If you have my luck, your first one will pull inner tube such as pic 4. This is why you get a spare tube or two out of a junk carb. It is easy to remove left over pieces with drill bit by hand if this happens.
Put small end in drill and lightly sand the large end until it pushes back into core with a light interference fit. Tube does not have to be very tight to do its job, and later removal will be a cinch!
Now drill the end of the tube to the desired size.
Small drill indexes are available at tool supply shops for $10-$15, usually. Make sure to use a pin vise and drill careful and slow by hand, a couple thou at a time, to get the idle tube to size. Don't break the bit trying to hurry or by forcing the cutting action. The bit, if the right size, should cut easily. (use the shaft of the bits in your index to determine the original size of your idle jet(orifice in end of idle tube)).
Now you are ready to reassemble carb and test your idle.
Again, all carbs have these same circuits, and can have problems on particular applications. Once you understand what these circuits do...it is not difficult to figure out that Weber, or Holley, or tripower, or...
Engineers just chose different approaches to solving fundamentally similar problems. Holleys single biggest advantage over the Qjet, was the ability to design idle and cruise circuits without having to meet emission or drivability requirements of the Government, or of non performance oriented customers for the product(Pontiac cars). A few changes to the idle circuit, an understanding of how all the features of the carb interrelate, and you can tune any carb with the best of them...most important, you will know where all the parts go when you rebuild a carb, not because you took pictures or have built dozens, but because you can see what the engineers were up too. By just looking at the part, you should be able to figure out why it exists, and what it is supposed to do.
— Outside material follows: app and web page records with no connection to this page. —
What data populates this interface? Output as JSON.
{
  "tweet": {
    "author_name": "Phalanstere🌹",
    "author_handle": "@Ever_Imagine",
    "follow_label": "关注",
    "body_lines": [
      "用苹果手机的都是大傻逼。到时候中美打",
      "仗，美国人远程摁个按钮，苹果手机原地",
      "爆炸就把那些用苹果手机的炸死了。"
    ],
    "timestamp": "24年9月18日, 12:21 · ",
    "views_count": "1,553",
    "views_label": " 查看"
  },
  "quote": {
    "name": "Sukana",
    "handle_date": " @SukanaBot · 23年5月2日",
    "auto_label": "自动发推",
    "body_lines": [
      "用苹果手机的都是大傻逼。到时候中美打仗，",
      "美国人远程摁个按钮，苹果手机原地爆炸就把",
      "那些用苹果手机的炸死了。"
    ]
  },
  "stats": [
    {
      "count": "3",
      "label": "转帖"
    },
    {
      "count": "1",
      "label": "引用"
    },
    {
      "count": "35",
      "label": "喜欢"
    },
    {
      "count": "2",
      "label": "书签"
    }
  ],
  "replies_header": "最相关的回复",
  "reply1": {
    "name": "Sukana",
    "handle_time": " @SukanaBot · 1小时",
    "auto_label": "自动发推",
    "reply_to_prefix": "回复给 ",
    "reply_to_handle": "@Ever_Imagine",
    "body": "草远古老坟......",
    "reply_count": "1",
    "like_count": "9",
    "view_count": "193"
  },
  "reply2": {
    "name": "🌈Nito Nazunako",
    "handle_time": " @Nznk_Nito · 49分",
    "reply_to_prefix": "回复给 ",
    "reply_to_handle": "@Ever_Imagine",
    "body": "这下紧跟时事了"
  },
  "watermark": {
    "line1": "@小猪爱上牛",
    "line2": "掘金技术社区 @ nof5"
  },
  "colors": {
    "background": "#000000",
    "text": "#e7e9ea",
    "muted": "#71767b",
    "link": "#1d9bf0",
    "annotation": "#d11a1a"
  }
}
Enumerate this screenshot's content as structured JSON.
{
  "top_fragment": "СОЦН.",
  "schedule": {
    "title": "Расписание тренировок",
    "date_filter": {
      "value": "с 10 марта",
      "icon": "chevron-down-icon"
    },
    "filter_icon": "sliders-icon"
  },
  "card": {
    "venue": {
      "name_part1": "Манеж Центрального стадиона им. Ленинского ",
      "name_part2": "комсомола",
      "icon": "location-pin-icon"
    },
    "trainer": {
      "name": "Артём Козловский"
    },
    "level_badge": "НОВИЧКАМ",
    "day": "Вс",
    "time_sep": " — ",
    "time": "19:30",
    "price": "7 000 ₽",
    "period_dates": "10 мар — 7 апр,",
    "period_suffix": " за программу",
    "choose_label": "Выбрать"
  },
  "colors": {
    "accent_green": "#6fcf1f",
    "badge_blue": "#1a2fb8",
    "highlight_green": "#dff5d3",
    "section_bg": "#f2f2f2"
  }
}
The "BP" rods are only .0013" richer than the "CE" rods, which means they basically meter the same during WOT. However, the "CE" has a shorter taper, which will allow more fuel to flow sooner during the transition into the secondaries. This would be the better rod to use for a starting point. Less likelyhood of detonation when first punching the throttle. On the primaries, I would start with the 72,41 combo just to be sure you are a little rich. Then, when everything else is dialed in, and the car is running fine, you could switch to the 44 rod to see if you notice a difference. Once you move to the 44 rod, rev the engine to a constant 2500 rpm in park...if you don't hear any light missfires, everything should be fine. If the engine doesn't purr smoothly, disconnect the vacuum advance and see if the miss goes away, if it does, then you have to decide if you have to much vacuum adv. or if it is to lean. Drive the car w/o the adv. connected, if it runs out good with no misses on the highway, and good throttle response, then you need to limit your adv. canister. If the throttle isn't as responsive, or you still feel a lean miss, then you need a smaller metering rod. This is assuming that your initial timing and total advance are properly set. Always get the distributor right before tuning on the carb, or you will make decisions based on misinformation. Karl
The choke pull-off, once the car is warmed up, acts as a balance for the secondary air valve spring. If your choke pull-off is to fast, then it will take substantial spring tension to keep from a stumble, as you have found.
With the engine off, seat the choke pull-off linkage with your finger, then release and watch how fast it extends. It should be in the 1-2 second range, maybe even three. If it just pops right out, or is very quick, then you might need to replace it with a slower one. If it is slow, you might need to play with secondary rod hangers, or rod taper to change the fuel curve.